The storyline follows a family that is seemingly cursed with bad luck, which leads to increasingly bad decisions regarding mysterious strangers and deals that are too good to be true. After playing through a tutorial mission that works its way nicely into the main story, the player controls the fate of this family as they obtain a mining license and try to strike it rich through digging for gold. This part of the game has a nice simulation feel to it—the player can navigate to different areas on a dusty map in an effort to mine as much gold as possible. The meat of Hard West’s storyline plays out in this simulation mode, told with some gravelly voice-over work and tense dialogue. It’s also a sly introduction to Hard West’s fixation on risk vs. reward, since players can invest more money for more complicated mining and stand to gain or lose money.

 

Risk and reward are also heavily involved in Hard West’s combat scenarios. Sure, it’s easy to draw comparisons between Hard West and XCOM: Enemy Unknown—as both games feature squads that can be ordered around on a grid-based level and are a bit punishing when a squad member dies—but Hard West has added some little tweaks that make turn-based combat unique. First of all, Hard West gives players the ability to complete stealth missions in some scenarios. With stealth missions, each squad member gets one action point for movement, but if they’re close enough to an enemy, they can use a subdue ability to take the bad guy out of the picture for a few turns. During combat, each player has a luck meter that depletes every time someone takes a shot at them and misses—the upside is that it refills every time your squad member misses a shot. While turn-based combat is defined by chance-to-hit percentages, this luck variable makes taking a gamble much more interesting.

 

Rifles, pistols and shotguns are the workhorses of Hard West’s combat, and each squad member has different gunslinging abilities that they bring to the fight. However, it’s when the game’s paranormal side kicks in that things get really interesting. There’s nothing quite like seeing a member of your squad ignite with demonic fire as they fan their Colt .45, filling an enemy with lead. Squad abilities can also be magnified with Hard West’s unique card-based upgrade tree. After every encounter, the team gets a face card which can be added to grant skills like life regeneration or buffs to a character’s aim.

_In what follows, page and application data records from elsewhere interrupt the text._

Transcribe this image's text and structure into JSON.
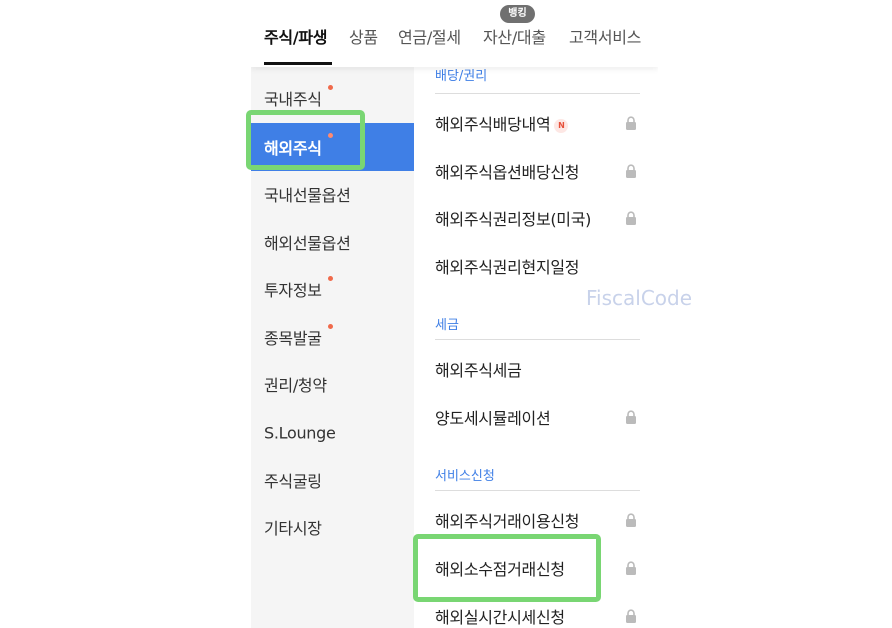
{
  "top_tabs": [
    {
      "label": "주식/파생",
      "active": true
    },
    {
      "label": "상품"
    },
    {
      "label": "연금/절세"
    },
    {
      "label": "자산/대출"
    },
    {
      "label": "고객서비스"
    }
  ],
  "top_badge": "뱅킹",
  "left_menu": [
    {
      "label": "국내주식",
      "dot": true
    },
    {
      "label": "해외주식",
      "dot": true,
      "active": true
    },
    {
      "label": "국내선물옵션"
    },
    {
      "label": "해외선물옵션"
    },
    {
      "label": "투자정보",
      "dot": true
    },
    {
      "label": "종목발굴",
      "dot": true
    },
    {
      "label": "권리/청약"
    },
    {
      "label": "S.Lounge"
    },
    {
      "label": "주식굴링"
    },
    {
      "label": "기타시장"
    }
  ],
  "sections": [
    {
      "title": "배당/권리",
      "items": [
        {
          "label": "해외주식배당내역",
          "new_badge": "N",
          "locked": true
        },
        {
          "label": "해외주식옵션배당신청",
          "locked": true
        },
        {
          "label": "해외주식권리정보(미국)",
          "locked": true
        },
        {
          "label": "해외주식권리현지일정",
          "locked": false
        }
      ]
    },
    {
      "title": "세금",
      "items": [
        {
          "label": "해외주식세금",
          "locked": false
        },
        {
          "label": "양도세시뮬레이션",
          "locked": true
        }
      ]
    },
    {
      "title": "서비스신청",
      "items": [
        {
          "label": "해외주식거래이용신청",
          "locked": true
        },
        {
          "label": "해외소수점거래신청",
          "locked": true
        },
        {
          "label": "해외실시간시세신청",
          "locked": true
        }
      ]
    }
  ],
  "watermark": "FiscalCode",
  "colors": {
    "accent_blue": "#3f7fe6",
    "highlight_green": "#79d673",
    "new_dot": "#f06a4b"
  }
}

Poker suits can be combined to increase these bonuses, so Hard West players have a big incentive to complete as many side quests and bonus objectives as possible.

 

In order to best capture the hellish frontier of Hard West, the game employs cel-shaded graphics that lend a comic book-like feel to the game. At first, I thought this was an odd choice. The more Hard West immersed me in its story, however, the more I understood this artistic decision. It lends a surreal, dreamlike quality to the game which only adds to the characters’ individual battles with madness and grief. There’s a waking nightmare quality to Hard West, and the graphics make the action unfold as if we were seeing it on yellowed film spinning through an ancient 16mm camera.

 

Doom and gloom are omnipresent in Hard West. Every decision has a dark side, and every risk costs a bit of the player’s soul. It’s a well-executed game that subtly bends multiple genres into a haunting gameplay experience.